"Cullen roars out lustily about his personal deportment, of which he knows the Editor of this paper (the Aurora) could give a very humourous account if he were disposed to indulge in private anecdote.
"Perhaps the city of Calcutta never exhibited so dirty and debauched a character as this now delicate Mr. Cullen, alias Carpenter. This Cullen, with whom the writer of this article (Duane) never held intercourse in India, but whom he frequently saw and pitied in the condition hinted at, addressed himself to the editor of this paper (the Aurora) in the gallery of the English House of Commons, in the winter of 1795, the editor of this paper (the Aurora) being then a reporter for a spirited paper called the Telegraph. A gentleman who also reported for one of the public prints, seeing this Cullen in conversation with the present editor of this paper (the Aurora) gave the following friendly hint. 'Do you know that man Cullen?' I never had any personal acquaintance with him, I have seen him and heard much about him in Calcutta. 'Let me tell you (replied the gentleman) that if you cultivate that man's acquaintance you must relinquish your present acquaintance, for none of the respectable writers for the public papers will associate with him!' The hint was not at all necessary; and the whole of the discourse (meaning the discourse with Cullen) consisted in telling the editor of this paper (the Aurora) his name, and that he was the same person who had been formerly at Calcutta. This (says the editor of the Aurora) is the modest character (meaning Cullen, now Carpenter) who talks of delicacy and veracity, like Mother Cole of religion and chastity. [N. B. Mother Cole is the hypocritical old band spoken of in Foote's comedy of the Minor.]
"There is not (continues the Aurora) more than a slight shade of difference between Cullen and Coleman—they both hold the same maxims in politics, for principles they have none, and the true foundation of their bickering is, that the New York portion of the million which Cobbett (that is, Porcupine) says is expended by England in America will not be sufficient to compensate so many competitors."

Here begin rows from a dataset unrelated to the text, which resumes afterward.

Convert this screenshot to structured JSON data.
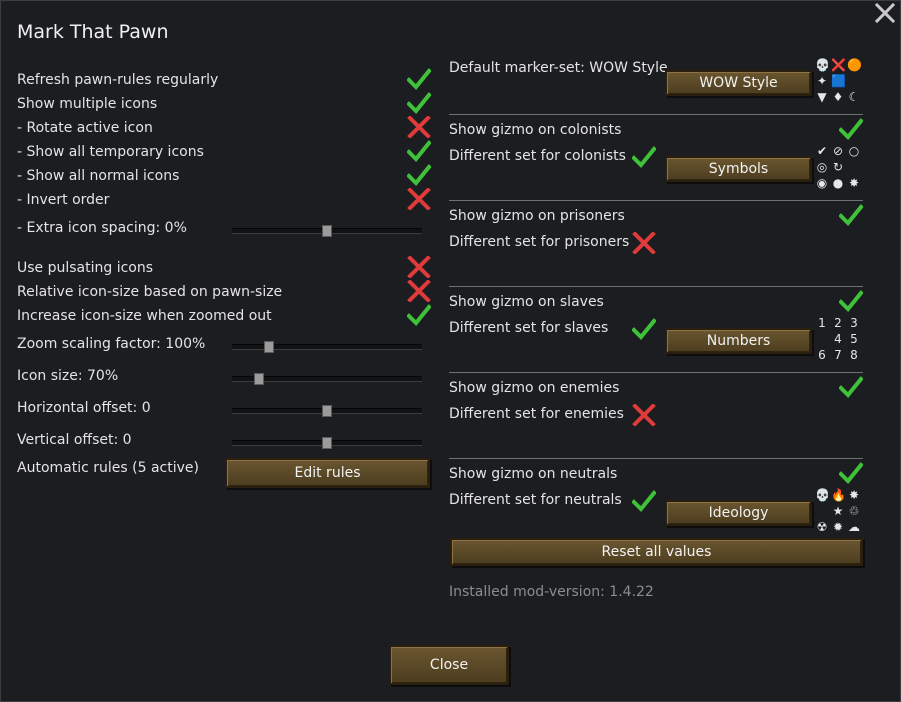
{
  "window": {
    "title": "Mark That Pawn",
    "close_glyph": "✕"
  },
  "left": {
    "toggles": [
      {
        "label": "Refresh pawn-rules regularly",
        "checked": true
      },
      {
        "label": "Show multiple icons",
        "checked": true
      },
      {
        "label": "- Rotate active icon",
        "checked": false
      },
      {
        "label": "- Show all temporary icons",
        "checked": true
      },
      {
        "label": "- Show all normal icons",
        "checked": true
      },
      {
        "label": "- Invert order",
        "checked": false
      }
    ],
    "extra_spacing": {
      "label": "- Extra icon spacing: 0%",
      "value_fraction": 0.5
    },
    "toggles2": [
      {
        "label": "Use pulsating icons",
        "checked": false
      },
      {
        "label": "Relative icon-size based on pawn-size",
        "checked": false
      },
      {
        "label": "Increase icon-size when zoomed out",
        "checked": true
      }
    ],
    "sliders": [
      {
        "label": "Zoom scaling factor: 100%",
        "value_fraction": 0.18
      },
      {
        "label": "Icon size: 70%",
        "value_fraction": 0.12
      },
      {
        "label": "Horizontal offset: 0",
        "value_fraction": 0.5
      },
      {
        "label": "Vertical offset: 0",
        "value_fraction": 0.5
      }
    ],
    "auto_rules": {
      "label": "Automatic rules (5 active)",
      "button": "Edit rules"
    }
  },
  "right": {
    "default_set": {
      "label": "Default marker-set: WOW Style",
      "button": "WOW Style",
      "icons": [
        "💀",
        "❌",
        "🟠",
        "✦",
        "🟦",
        "",
        "▼",
        "♦",
        "☾"
      ]
    },
    "colonists": {
      "gizmo_label": "Show gizmo on colonists",
      "gizmo_checked": true,
      "diff_label": "Different set for colonists",
      "diff_checked": true,
      "button": "Symbols",
      "icons": [
        "✔",
        "⊘",
        "○",
        "◎",
        "↻",
        "",
        "◉",
        "●",
        "✸"
      ]
    },
    "prisoners": {
      "gizmo_label": "Show gizmo on prisoners",
      "gizmo_checked": true,
      "diff_label": "Different set for prisoners",
      "diff_checked": false
    },
    "slaves": {
      "gizmo_label": "Show gizmo on slaves",
      "gizmo_checked": true,
      "diff_label": "Different set for slaves",
      "diff_checked": true,
      "button": "Numbers",
      "icons": [
        "1",
        "2",
        "3",
        "",
        "4",
        "5",
        "6",
        "7",
        "8"
      ]
    },
    "enemies": {
      "gizmo_label": "Show gizmo on enemies",
      "gizmo_checked": true,
      "diff_label": "Different set for enemies",
      "diff_checked": false
    },
    "neutrals": {
      "gizmo_label": "Show gizmo on neutrals",
      "gizmo_checked": true,
      "diff_label": "Different set for neutrals",
      "diff_checked": true,
      "button": "Ideology",
      "icons": [
        "💀",
        "🔥",
        "✸",
        "",
        "★",
        "♲",
        "☢",
        "✹",
        "☁"
      ]
    },
    "reset_button": "Reset all values",
    "version": "Installed mod-version: 1.4.22"
  },
  "footer": {
    "close_button": "Close"
  },
  "colors": {
    "check_green": "#3fc23a",
    "cross_red": "#e03a3a",
    "button_brown": "#5b4a28"
  }
}
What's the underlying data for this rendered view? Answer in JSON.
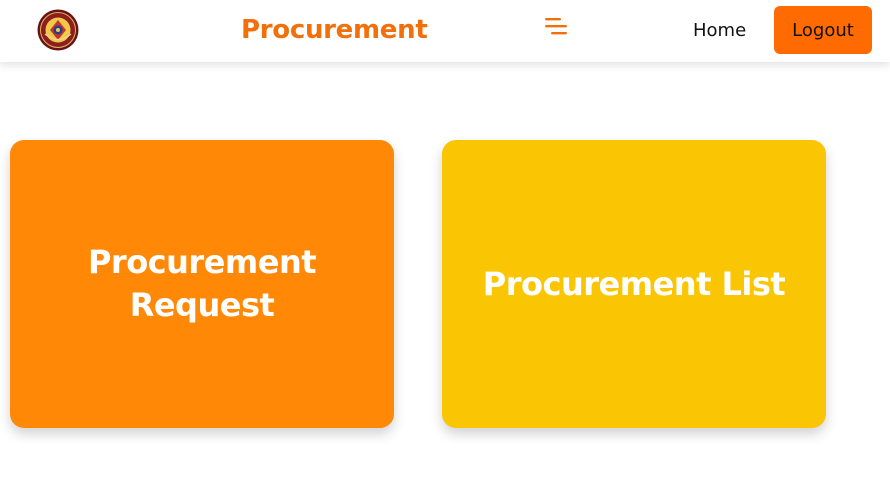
{
  "header": {
    "logo_icon": "university-seal-logo-icon",
    "title": "Procurement",
    "menu_icon": "hamburger-menu-icon",
    "home_label": "Home",
    "logout_label": "Logout"
  },
  "cards": [
    {
      "label": "Procurement Request"
    },
    {
      "label": "Procurement List"
    }
  ],
  "colors": {
    "title": "#f26f0a",
    "menu_icon": "#f26f0a",
    "logout_button": "#ff6b00",
    "request_card": "#ff8806",
    "list_card": "#fac503",
    "card_text": "#ffffff"
  }
}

That the Federal faction associated with the emissary Cullen is proved by their advertising their nomination of